A quick true story.  A good friend of mine, Tracy, told me at the beginning of the summer, “We are going to finally hire someone to come close up our pool this year. It’s worth the money we thought we were saving last fall. We have spent so much time and money trying to get this water fixed, and we still can’t swim in it after nearly a month… and, I think there is a leak in one of the pipes underground leading to the filter/from the filter! It’s not worth it, and Chad is getting so mad each weekend dealing with it instead of sitting by the pool with me!”

Tracy’s story, a true story with names unchanged, is common and one of the reasons Autumn is one of the busiest seasons for Raft to Rafters, in addition to the annual hot tub sale.  There’s nothing like sitting with a friend(s) under the stars on a chilly evening enjoying conversation and the outdoors.

If you are a die-hard ‘Do It Yourselfer’, like her military husband is/was, and determined to do as much of the pool closing on your own as possible, here is a quick rundown.  You will want to make sure you have everything you need before you begin work on ‘Closing The Pool Day’.

  • Cleaning Supplies
  • Testing Kit
  • Pool cover
  • Water tubes (needed if you don’t have a safety cover)
  • Winter plugs for the return jets
  • Winter Closing Kit
  • Air compressor/blower (Raft to Rafters rents these for your convenience.)
  • WinterPill (helps to keep the pool clear all winter — it’s not needed but I recommend it)

You will want to MAKE SURE POOL IS SUPER-DUPER CLEAN before closing it.  It’s a good idea to not only vacuum but to scrub down all walls and steps.  Again, we strongly recommend that you bring your water in for in-depth testing prior to closing for the winter, even if you don’t do that any other time of year.

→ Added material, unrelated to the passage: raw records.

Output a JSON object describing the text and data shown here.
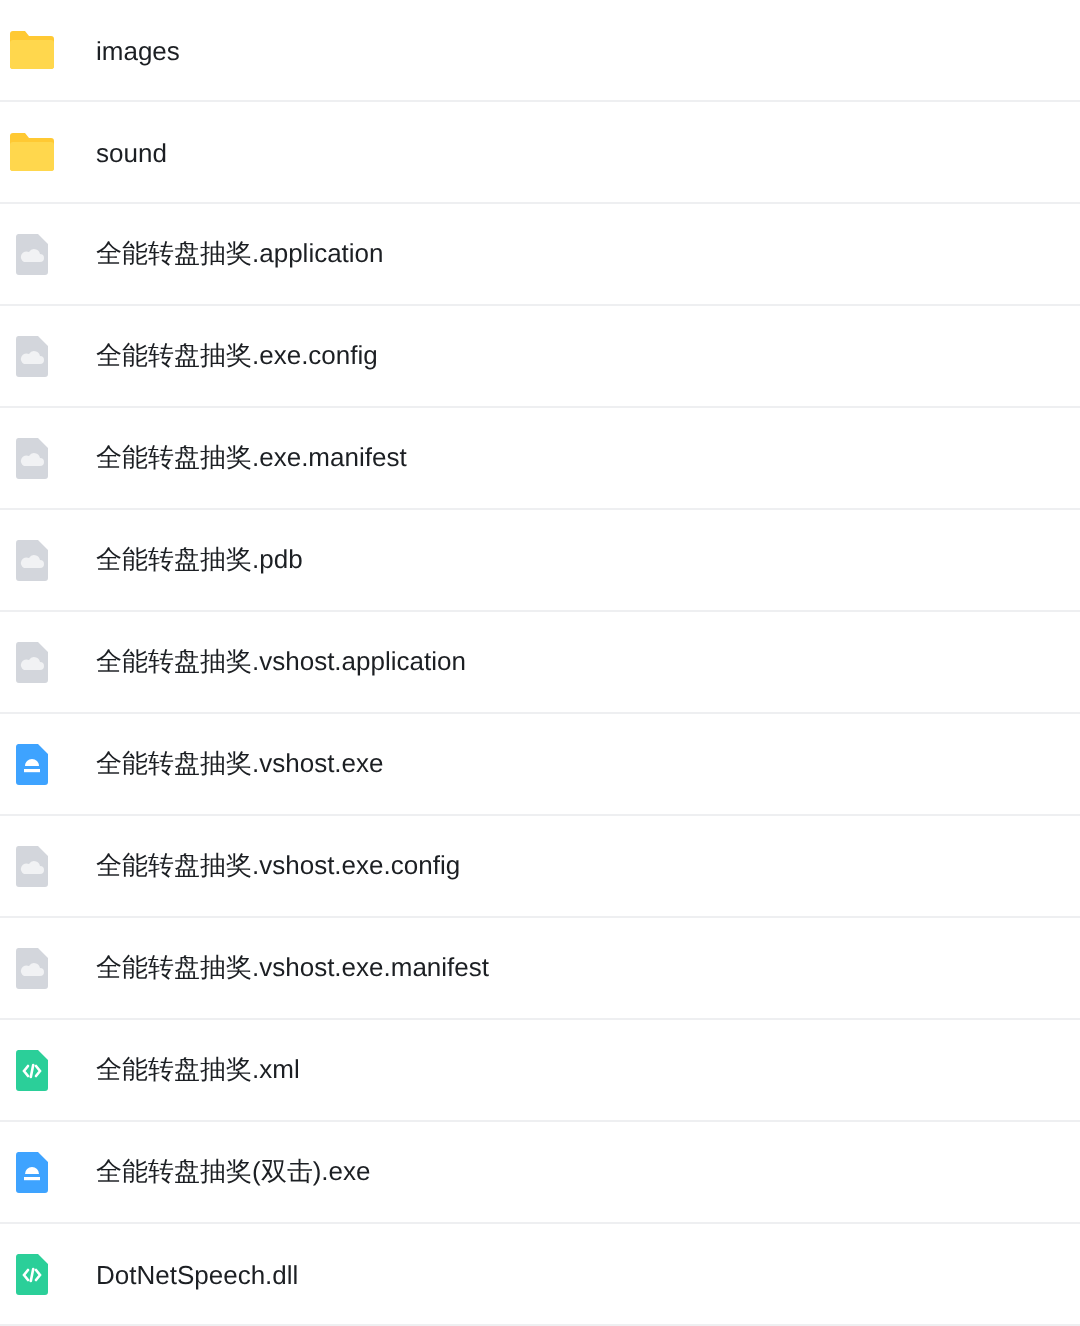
{
  "files": [
    {
      "name": "images",
      "kind": "folder"
    },
    {
      "name": "sound",
      "kind": "folder"
    },
    {
      "name": "全能转盘抽奖.application",
      "kind": "file"
    },
    {
      "name": "全能转盘抽奖.exe.config",
      "kind": "file"
    },
    {
      "name": "全能转盘抽奖.exe.manifest",
      "kind": "file"
    },
    {
      "name": "全能转盘抽奖.pdb",
      "kind": "file"
    },
    {
      "name": "全能转盘抽奖.vshost.application",
      "kind": "file"
    },
    {
      "name": "全能转盘抽奖.vshost.exe",
      "kind": "exe"
    },
    {
      "name": "全能转盘抽奖.vshost.exe.config",
      "kind": "file"
    },
    {
      "name": "全能转盘抽奖.vshost.exe.manifest",
      "kind": "file"
    },
    {
      "name": "全能转盘抽奖.xml",
      "kind": "code"
    },
    {
      "name": "全能转盘抽奖(双击).exe",
      "kind": "exe"
    },
    {
      "name": "DotNetSpeech.dll",
      "kind": "code"
    }
  ]
}
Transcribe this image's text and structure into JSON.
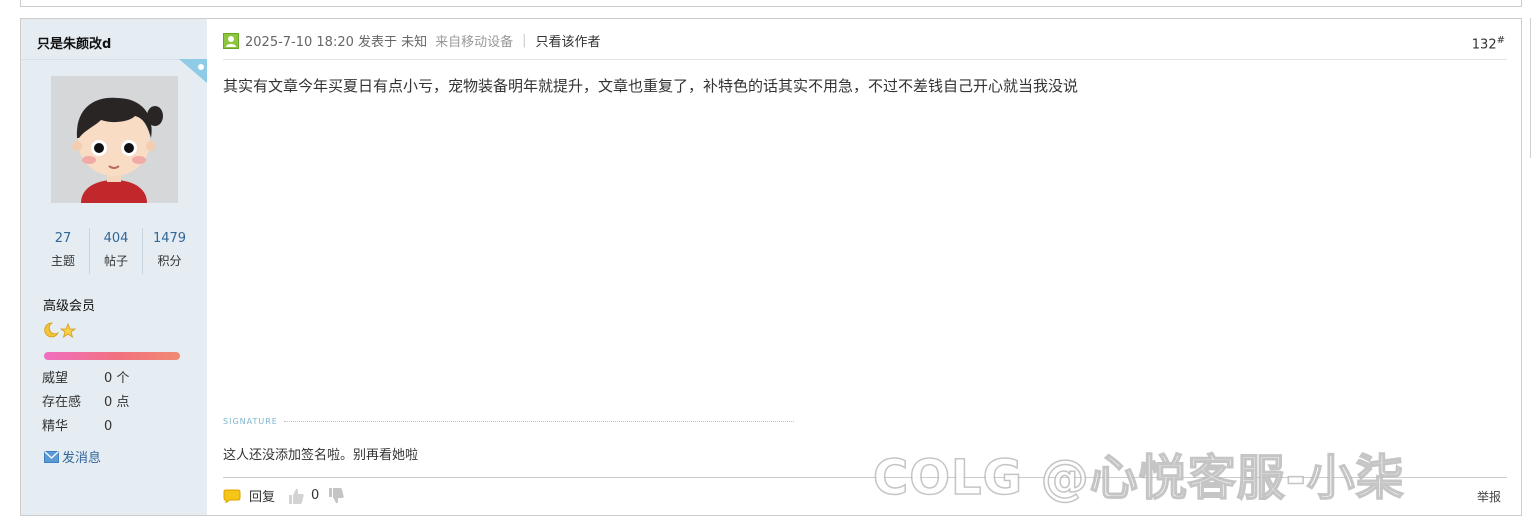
{
  "user": {
    "name": "只是朱颜改d",
    "stats": [
      {
        "value": "27",
        "label": "主题"
      },
      {
        "value": "404",
        "label": "帖子"
      },
      {
        "value": "1479",
        "label": "积分"
      }
    ],
    "level": "高级会员",
    "attributes": [
      {
        "key": "威望",
        "value": "0 个"
      },
      {
        "key": "存在感",
        "value": "0 点"
      },
      {
        "key": "精华",
        "value": "0"
      }
    ],
    "send_message": "发消息"
  },
  "post": {
    "timestamp": "2025-7-10 18:20 发表于 未知",
    "from_device": "来自移动设备",
    "separator": "|",
    "author_only": "只看该作者",
    "floor_number": "132",
    "floor_mark": "#",
    "content": "其实有文章今年买夏日有点小亏，宠物装备明年就提升，文章也重复了，补特色的话其实不用急，不过不差钱自己开心就当我没说",
    "signature_label": "SIGNATURE",
    "signature": "这人还没添加签名啦。别再看她啦",
    "actions": {
      "reply": "回复",
      "support_count": "0"
    },
    "report": "举报"
  },
  "watermark": "COLG @心悦客服-小柒",
  "colors": {
    "sidebar_bg": "#e5edf2",
    "link_blue": "#336699",
    "signature_blue": "#7cb5d0"
  }
}
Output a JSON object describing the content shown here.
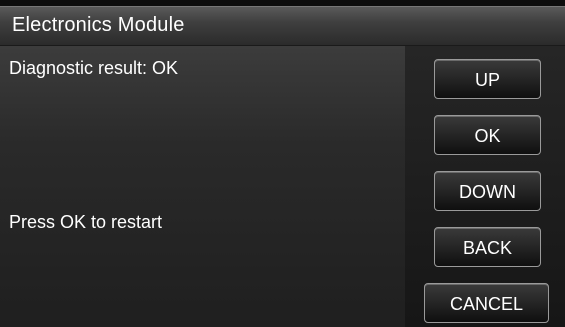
{
  "header": {
    "title": "Electronics Module"
  },
  "content": {
    "result_text": "Diagnostic result: OK",
    "instruction_text": "Press OK to restart"
  },
  "buttons": {
    "up": "UP",
    "ok": "OK",
    "down": "DOWN",
    "back": "BACK",
    "cancel": "CANCEL"
  },
  "colors": {
    "text": "#ffffff",
    "background": "#0d0d0d",
    "button_border": "#9a9a9a"
  }
}
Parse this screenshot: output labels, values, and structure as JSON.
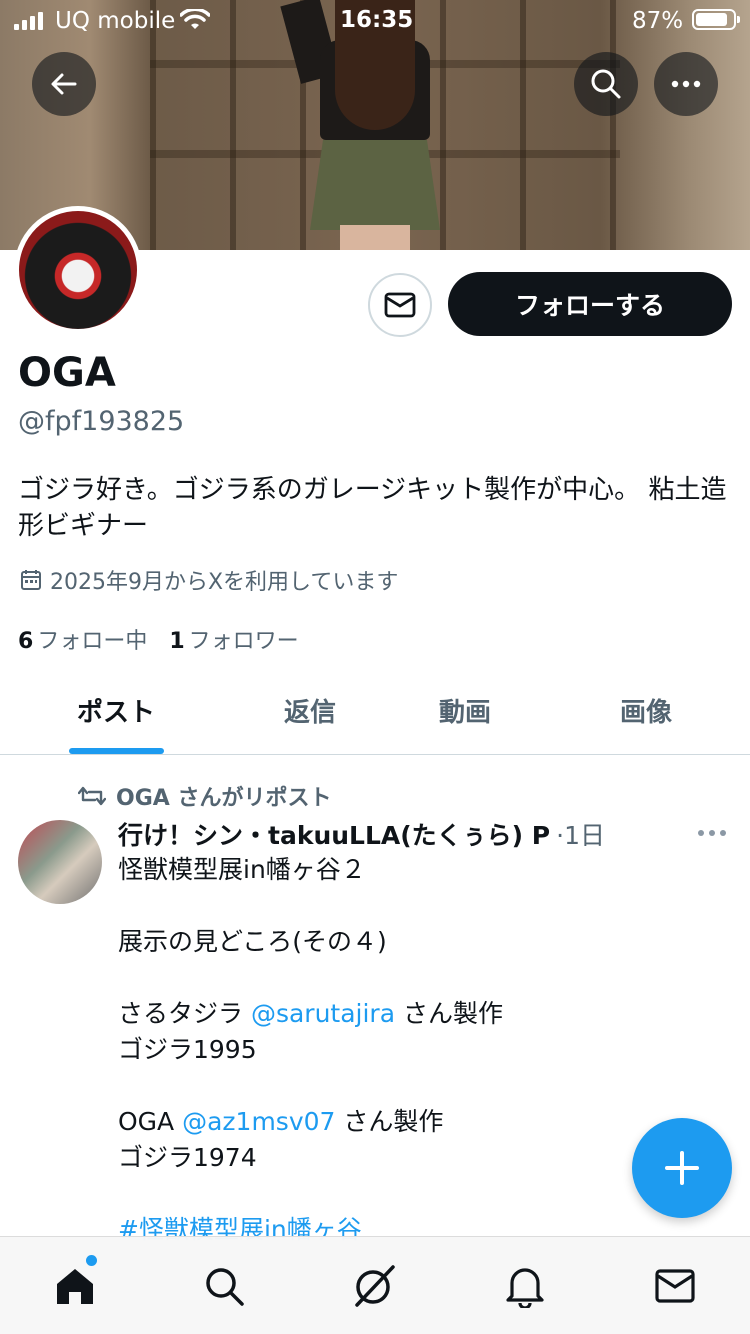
{
  "status_bar": {
    "carrier": "UQ mobile",
    "time": "16:35",
    "battery_percent": "87%",
    "battery_level": 0.87
  },
  "header": {
    "back_icon": "arrow-left-icon",
    "search_icon": "search-icon",
    "more_icon": "more-horizontal-icon"
  },
  "profile": {
    "name": "OGA",
    "handle": "@fpf193825",
    "bio": "ゴジラ好き。ゴジラ系のガレージキット製作が中心。 粘土造形ビギナー",
    "joined": "2025年9月からXを利用しています",
    "following_count": "6",
    "following_label": "フォロー中",
    "followers_count": "1",
    "followers_label": "フォロワー",
    "follow_button": "フォローする"
  },
  "tabs": [
    {
      "label": "ポスト",
      "active": true
    },
    {
      "label": "返信",
      "active": false
    },
    {
      "label": "動画",
      "active": false
    },
    {
      "label": "画像",
      "active": false
    }
  ],
  "post": {
    "repost_label": "OGA さんがリポスト",
    "author": "行け！シン・takuuLLA(たくぅら) P",
    "time": "·1日",
    "lines": {
      "l1": "怪獣模型展in幡ヶ谷２",
      "l2": "展示の見どころ(その４)",
      "l3_pre": "さるタジラ ",
      "l3_link": "@sarutajira",
      "l3_post": " さん製作",
      "l4": "ゴジラ1995",
      "l5_pre": "OGA ",
      "l5_link": "@az1msv07",
      "l5_post": " さん製作",
      "l6": "ゴジラ1974",
      "l7_link": "#怪獣模型展in幡ヶ谷"
    }
  },
  "fab": {
    "icon": "plus-icon"
  },
  "bottom_nav": [
    {
      "icon": "home-icon",
      "active": true,
      "badge": true
    },
    {
      "icon": "search-icon"
    },
    {
      "icon": "grok-icon"
    },
    {
      "icon": "bell-icon"
    },
    {
      "icon": "mail-icon"
    }
  ],
  "colors": {
    "accent": "#1d9bf0",
    "text_primary": "#0f1419",
    "text_secondary": "#536471",
    "follow_button_bg": "#0f1419"
  }
}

As a rule of thumb, chemical ranges can be on the high-side when closing your pool because chances are they will drop during the winter.  It’s important to have the chemicals properly balanced to protect your pool and liner over the cold months. 

  • pH should be between 7.6 and 8.4.
  • Alkalinity should be between 150ppm and 200 ppm.
  • Chlorine levels should be between 6 and 10 parts per million.

A “Pool Closing Kit” is often your best bet and makes everything simple. Ask us at the shop, and we will be happy to help you get all you need.  Chemicals may include:

  • pH Increaser and/or Alkalinity Increaser
  • Chlorine Tablets
  • Chlorine Shock
  • Pool ‘Antifreeze’ – (not the kind for a car!)
  • Winter Algaecide
  • WinterPill is a good idea. While this is not absolutely necessary, it adds a little bit of insurance.  Plus, it’s easy to use: just pop a hole in it and toss it in the water.

It’s also key to shock your pool the night before you close and to backwash and clean your filter and pump before blowing out the water lines (and pool heater, if you have one) with an air compressor.  Don’t forget to plug up the return jets AND skimmer.  You will want to drain a few inches below the skimmer (unless you have an automatic cover) and pool tiles, if you have them, to keep them from cracking.  It is also important to put antifreeze in the lines to keep them from freezing, but make sure it is swimming pool antifreeze not automobile antifreeze. Other than that, keeping the water level normal throughout the winter will be better for the cover.  If you are using a simple plastic cover, make sure there are no rips or tears.  

You still have a few weeks before you have to close your pool, though.  The later you close and the earlier you open helps to battle algae. Algae doesn’t grow when the water temperature is less than 60 degrees. 

Happy Closing Day… and Happy Labor Day!!